Take the 2-minute tour ×
Stack Overflow is a question and answer site for professional and enthusiast programmers. It's 100% free, no registration required.

I've got some org files with content as below:

* HOLD Some todo heading             :project:
  #+BEGIN_SRC shell
  grunt watch
* TODO Some other heading             :test:
  #+BEGIN_SRC emacs-lisp
  (message "TEST")

I want to switch from HOLD to INPROGRESS state on clock-in. This is easy and I got it.

Then on org-after-todo-state-change-hook I want to execute code included in entry but only on specific TAGS.

So, I got:

(defun tester/after-change-hook()
  "Test function on hook."
  (when (string= org-state "INPROGRESS") 

    ;; DO SOMETHING on entry with 'project' tag

    ;; DO SOMETHING on entry with 'test' tag

    ;; MAYBE TRY TO EXECUTE CODE ON entry with 'project' tag

    ;; MAYBE TRY TO EXECUTE CODE ON entry with 'test' tag

(add-hook 'org-after-todo-state-change-hook 'tester/after-change-hook)

Unfortunately, I don't know how to write a function to execute code on specific tag or execute inline code on specific tag.

I've been trying with org-scan-tags function or org-element-map.

I can see that other people can make use of them.

But unfortunately all this Lisp stuff is like a black magic for me. I don't know how to write function that will test tags on currently clocked task. Could someone help me with this lisp syntax? In theory I know which functions are required to do what I want. In real life I don't know how to write this in lisp.

share|improve this question

1 Answer 1

up vote 0 down vote accepted

One way to match a member in a list of tags would be to use something like (member "test" tags) -- see example below where the presence of tag named test will yield a congratulations message, or a go-fish message if the tag named test is not present. You can also use a regexp to match whole words or parts of words, but that is beyond the scope of this example.

Here is a 4-step approach to test the example below.   [The example was tested by @lawlist using Org version 8.2.5c.]

  • (1)  Copy and paste my entire code into your .emacs file; save the file; and, restart Emacs.

  • (2)  Open a new buffer and type:

    * This is a task. :test:lawlist:
  • (3)  M-x org-mode

  • (4)  Place the cursor anywhere on the line you just typed and:   M-x example

Once you get the example up and running (without making any modifications), then you can slowly make your own modifications -- keep testing your new code at various stages along the way, so that any wrong turns in your coding will not get too far out of hand (which would make debugging that much more difficult).

(require 'org)

(require 'org-element)

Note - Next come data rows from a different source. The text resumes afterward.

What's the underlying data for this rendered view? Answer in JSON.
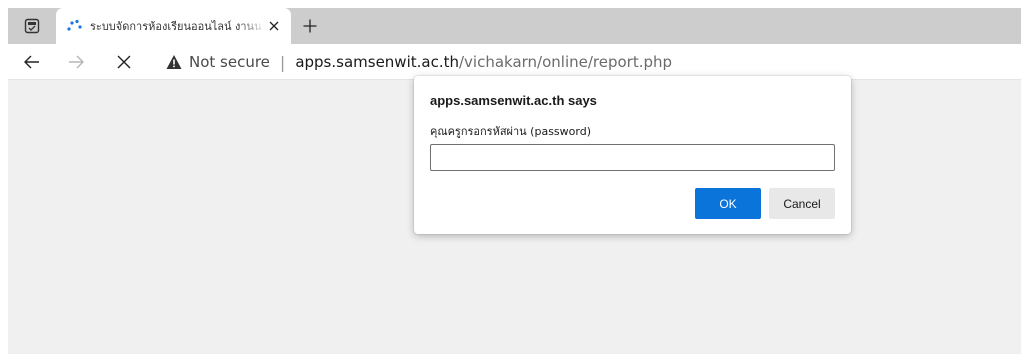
{
  "browser": {
    "tab": {
      "title": "ระบบจัดการห้องเรียนออนไลน์ งานนวัตก"
    },
    "address_bar": {
      "security_label": "Not secure",
      "url_host": "apps.samsenwit.ac.th",
      "url_path": "/vichakarn/online/report.php"
    },
    "icons": {
      "tab_actions": "tab-actions-icon",
      "loading": "loading-spinner-icon",
      "close_tab": "close-icon",
      "new_tab": "plus-icon",
      "back": "arrow-left-icon",
      "forward": "arrow-right-icon",
      "stop": "close-icon",
      "warning": "warning-icon"
    }
  },
  "dialog": {
    "title": "apps.samsenwit.ac.th says",
    "message": "คุณครูกรอกรหัสผ่าน (password)",
    "input_value": "",
    "ok_label": "OK",
    "cancel_label": "Cancel"
  },
  "colors": {
    "tabstrip_bg": "#cdcdcd",
    "page_bg": "#f0f0f0",
    "ok_button": "#0a74da",
    "spinner": "#1a73e8"
  }
}
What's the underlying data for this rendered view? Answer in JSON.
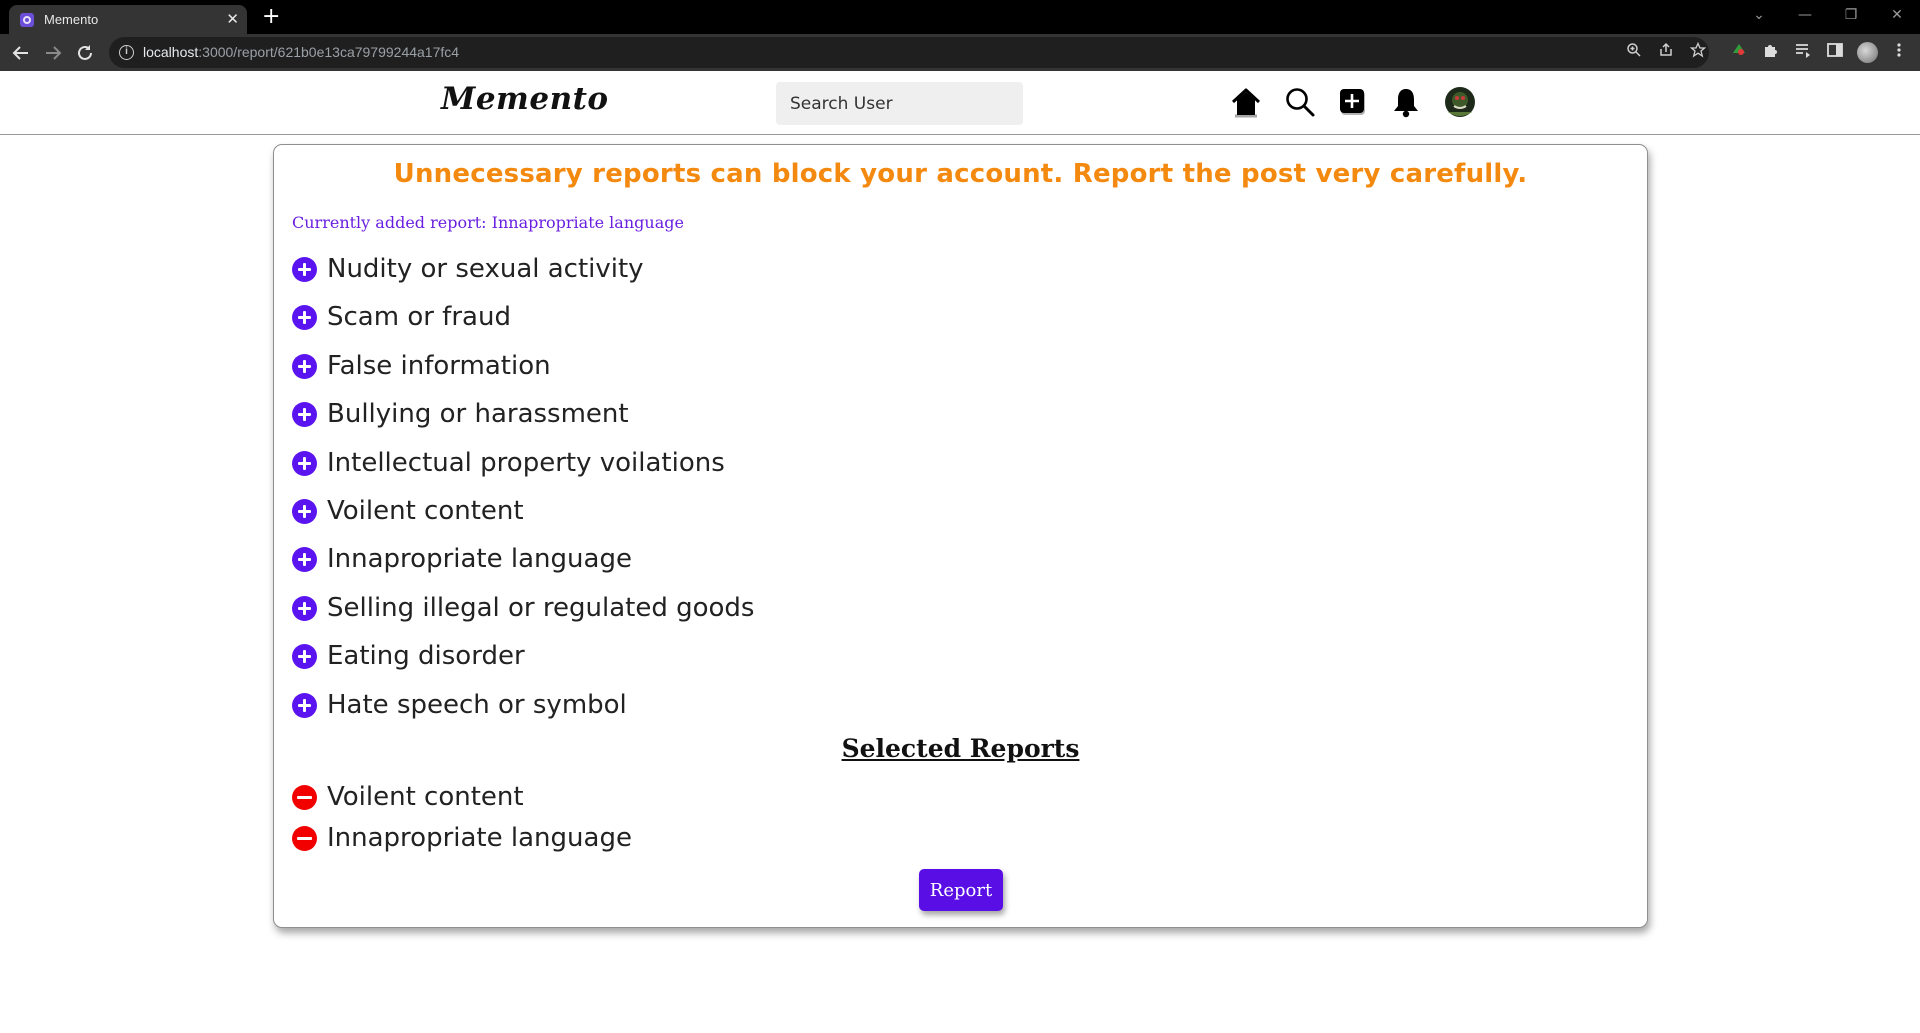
{
  "browser": {
    "tab_title": "Memento",
    "tab_close": "✕",
    "new_tab": "+",
    "url_host": "localhost",
    "url_path": ":3000/report/621b0e13ca79799244a17fc4",
    "window_controls": [
      "⌄",
      "—",
      "❐",
      "✕"
    ]
  },
  "nav": {
    "logo": "Memento",
    "search_placeholder": "Search User",
    "icons": [
      "home-icon",
      "search-icon",
      "create-post-icon",
      "notifications-bell-icon",
      "profile-avatar"
    ]
  },
  "report": {
    "warning": "Unnecessary reports can block your account. Report the post very carefully.",
    "current_report": "Currently added report: Innapropriate language",
    "options": [
      "Nudity or sexual activity",
      "Scam or fraud",
      "False information",
      "Bullying or harassment",
      "Intellectual property voilations",
      "Voilent content",
      "Innapropriate language",
      "Selling illegal or regulated goods",
      "Eating disorder",
      "Hate speech or symbol"
    ],
    "selected_heading": "Selected Reports",
    "selected": [
      "Voilent content",
      "Innapropriate language"
    ],
    "submit_label": "Report"
  },
  "colors": {
    "accent_purple": "#5a14f0",
    "warning_orange": "#f4890f",
    "remove_red": "#f20000"
  }
}
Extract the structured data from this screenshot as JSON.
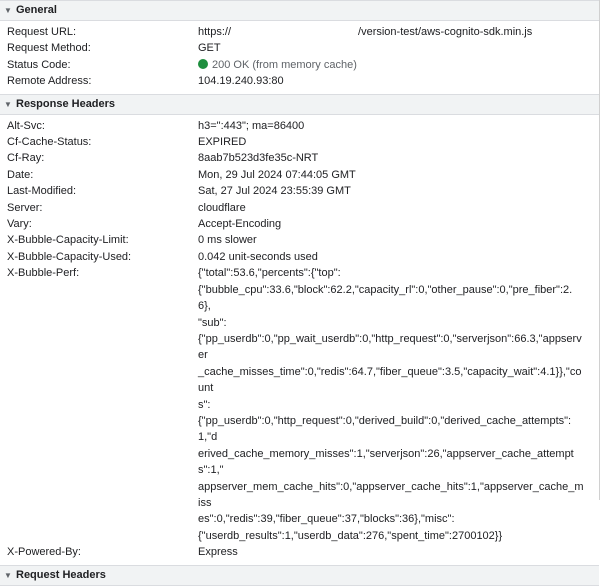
{
  "general": {
    "title": "General",
    "request_url_label": "Request URL:",
    "request_url_prefix": "https://",
    "request_url_path": "/version-test/aws-cognito-sdk.min.js",
    "request_method_label": "Request Method:",
    "request_method": "GET",
    "status_code_label": "Status Code:",
    "status_code": "200 OK (from memory cache)",
    "status_color": "#1e8e3e",
    "remote_address_label": "Remote Address:",
    "remote_address": "104.19.240.93:80"
  },
  "response_headers": {
    "title": "Response Headers",
    "alt_svc_label": "Alt-Svc:",
    "alt_svc": "h3=\":443\"; ma=86400",
    "cf_cache_status_label": "Cf-Cache-Status:",
    "cf_cache_status": "EXPIRED",
    "cf_ray_label": "Cf-Ray:",
    "cf_ray": "8aab7b523d3fe35c-NRT",
    "date_label": "Date:",
    "date": "Mon, 29 Jul 2024 07:44:05 GMT",
    "last_modified_label": "Last-Modified:",
    "last_modified": "Sat, 27 Jul 2024 23:55:39 GMT",
    "server_label": "Server:",
    "server": "cloudflare",
    "vary_label": "Vary:",
    "vary": "Accept-Encoding",
    "capacity_limit_label": "X-Bubble-Capacity-Limit:",
    "capacity_limit": "0 ms slower",
    "capacity_used_label": "X-Bubble-Capacity-Used:",
    "capacity_used": "0.042 unit-seconds used",
    "perf_label": "X-Bubble-Perf:",
    "perf_lines": [
      "{\"total\":53.6,\"percents\":{\"top\":",
      "{\"bubble_cpu\":33.6,\"block\":62.2,\"capacity_rl\":0,\"other_pause\":0,\"pre_fiber\":2.6},",
      "\"sub\":",
      "{\"pp_userdb\":0,\"pp_wait_userdb\":0,\"http_request\":0,\"serverjson\":66.3,\"appserver",
      "_cache_misses_time\":0,\"redis\":64.7,\"fiber_queue\":3.5,\"capacity_wait\":4.1}},\"count",
      "s\":",
      "{\"pp_userdb\":0,\"http_request\":0,\"derived_build\":0,\"derived_cache_attempts\":1,\"d",
      "erived_cache_memory_misses\":1,\"serverjson\":26,\"appserver_cache_attempts\":1,\"",
      "appserver_mem_cache_hits\":0,\"appserver_cache_hits\":1,\"appserver_cache_miss",
      "es\":0,\"redis\":39,\"fiber_queue\":37,\"blocks\":36},\"misc\":",
      "{\"userdb_results\":1,\"userdb_data\":276,\"spent_time\":2700102}}"
    ],
    "powered_by_label": "X-Powered-By:",
    "powered_by": "Express"
  },
  "request_headers": {
    "title": "Request Headers"
  }
}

(defun example ()
    (org-back-to-heading t)
    (let* (
        (element (org-element-at-point))
        (title (org-element-property :title element))
        (tags (org-element-property :tags element)))
            (equal title "")
            (not (equal tags nil)))
          (error "The `title` cannot be blank."))
            (equal tags nil)
            (not (equal title "")))
          (error "The `tags` cannot be blank."))
            (equal title "")
            (equal tags nil))
          (error "The `title` and `tags` cannot be blank."))
            (not (equal tags nil))
            (not (equal title "")))
          (message "TITLE:  %s  |  TAG(S):  %s" title tags)
          (if (member "test" tags)
            (message "Congratulations:  You found a match.")
            (message "Uh-oh -- no match -- go fish!")))  ))))
share|improve this answer
Unfortunately I cannot make it working with your example. I cannot message any tags. Problem is that I just don't know how to get current task... 'object' ? I cannot get 'element' because I got message: "save-excursion: Symbol's function definition is void: element" –  neutrico Jan 22 '14 at 19:31
If you have an older version of org-mode, you may need to add this to your .emacs file: (require 'org-element). I'll add that to my example. I added steps 1 to 4 in the answer to get you started -- I removed my previous abbreviated comment that essentially said the same thing. My usage of the let-bound term element is contingent upon it being defined above as being equal to org-element-at-point. –  lawlist Jan 22 '14 at 21:02
You are right. Thank you very much. I just had bug in my test code. I had to understand 'let' function better and now I got it functional. As I can see I can hardcode some tag and test if it's member of tags list, than instead of message I can put some other code or lambda. Yet another question is: how to parse entry content and run shell code if is defined in source code block? –  neutrico Jan 22 '14 at 21:42
I recommend putting together a sample attempted function and opening a new question for the shell code and source code block issue. I may take a stab at answering that question also once I better understand exactly what it looks like that is being searched for . . . :) I see I indented the condition a little too much, perhaps that was part of your confusion -- I'll bring it back one indentation level -- it may help others who read this thread in the future. –  lawlist Jan 22 '14 at 23:53

Your Answer


By posting your answer, you agree to the privacy policy and terms of service.

Not the answer you're looking for? Browse other questions tagged or ask your own question.